Much is being made of China’s world-leading investment in “clean, green” energy, especially wind and solar power, though much of this is being done to create another export industry to the nations obsessed with climate change.
When measured in percentage terms, China’s growth in renewable energy from 2000 through 2010 certainly sounds impressive—up 1,545 percent!! Yes, China built a lot of new coal plants, too, but its coal-generated energy only increased 132 percent.
But when measured in terms of absolute energy output the numbers game being played here becomes apparent.

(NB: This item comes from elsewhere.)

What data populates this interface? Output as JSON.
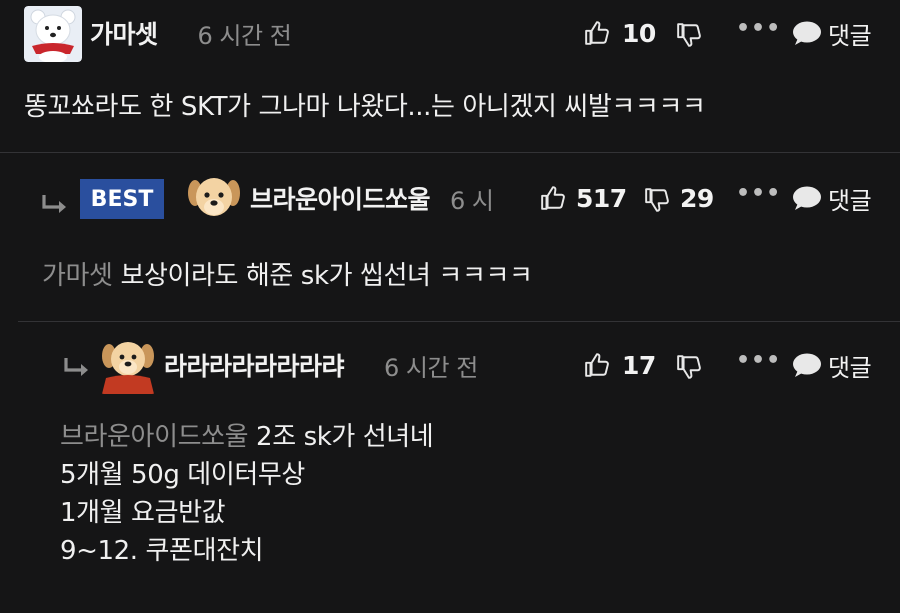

When viewed in terms of additional total energy output by source, measured in the common unit of million tons of oil equivalent (MTOE), we see that energy from non-hydro renewable sources (mainly wind and solar) grew by only 11.4 MTOE from 2000 to 2010, while new energy supply from coal grew 976.4 MTOE—85 times as much new energy came from non-hydro renewables. New hydro power did much better than wind and solar power (up 112.8 MTOE), but much of that increase came from the massive Three Gorges dam that the global environmental community deplores. But in the absence of Three Gorges, China might well have built an additional 50 to 100 coal-fired plants.
Net Growth in New Energy Supply in China, 2000–2010 (MTOE)
Source: BP Statistical Review of World Energy 2011.